Looking ahead, part I: Ryan Howard is in Clearwater, Florida doing “baseball-related activities.” Chase Utley is expected to join Howard sometime next week, probably after attending his “All-Star Animals” annual charity event to benefit the Pennsylvania SPCA on Thursday night. Utley is with the team in Washington, just as he joined them in Arizona a little over a week ago. It will be a fun race to see who gets back in the lineup (my bet is Howard by about 2 weeks) or if either one beats Utley’s 2011 debut date of May 23 (my guess is no – that both will be back sometime in June).
Looking ahead, part II: It’s hard to say something bad about Jim Thome, who is an all-around good guy and future Hall of Famer (see Eric Fisher’s article, “Class is in session,” written after Thome’s 600th career home run). Thome had to be placed on the disabled list this week, after injuring his back sliding into second base after a walk last Saturday. He may stay there a while. Thome is just 2 for 18 on the season, with no extra base hits. While it’s probably hard for Thome to play frequently in the field, and equally hard for him to get into a hitting groove without regular at bats, the writing seems to be on the wall that Thome’s second stint as a Phillie will likely end the way his first stint did – with Ryan Howard replacing him. It’s nearly impossible to fathom the team parting company with Ty Wigginton, Laynce Nix or Juan Pierre. Unless John Mayberry (0 HR, 2 RBI, .218 avg in 55 AB’s) is optioned to AAA to make room for Howard – which is a distinct possibility despite Mayberry’s value as a right-handed platoon/bench bat – the only other logical move for Howard’s activation is Thome’s release or retirement. Stay tuned.

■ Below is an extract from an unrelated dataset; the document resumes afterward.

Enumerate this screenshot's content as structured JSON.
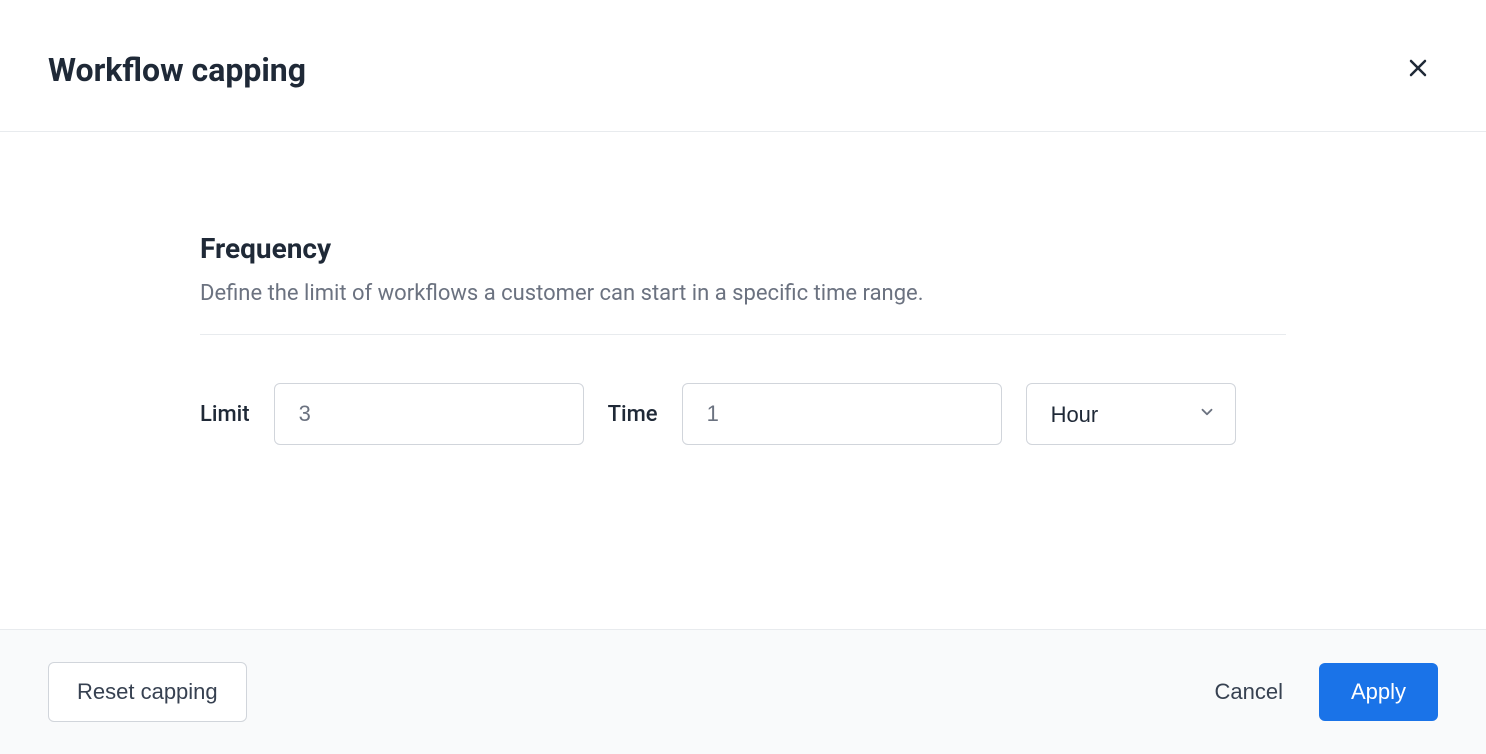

Looking ahead, part III: The Phillies will try to avoid the sweep and end the 7-game losing skid to Washington with a more fair fight on the mound – with Cole Hamels facing Jordan Zimmermann. If the Phillies lose, they will fall the furthest out of first place that they have been this season (6.5 games – a place they haven’t been since July 22, 2010). The Phillies will also be trying to salvage a .500 road trip against their top rivals in the NL East. Monday night kicks off a 3-game set with the visiting Mets, and after a home off-day Thursday, the Phillies close out their season series with the Padres, then finish up the 8-game homestand with a pair against the Astros the following Monday and Tuesday. The Phils’ 3 guests are all very beatable teams, and it’s imperative that the Phillies take advantage and post a winning record, especially with 2 outings each from Halladay and Lee in those 8 games.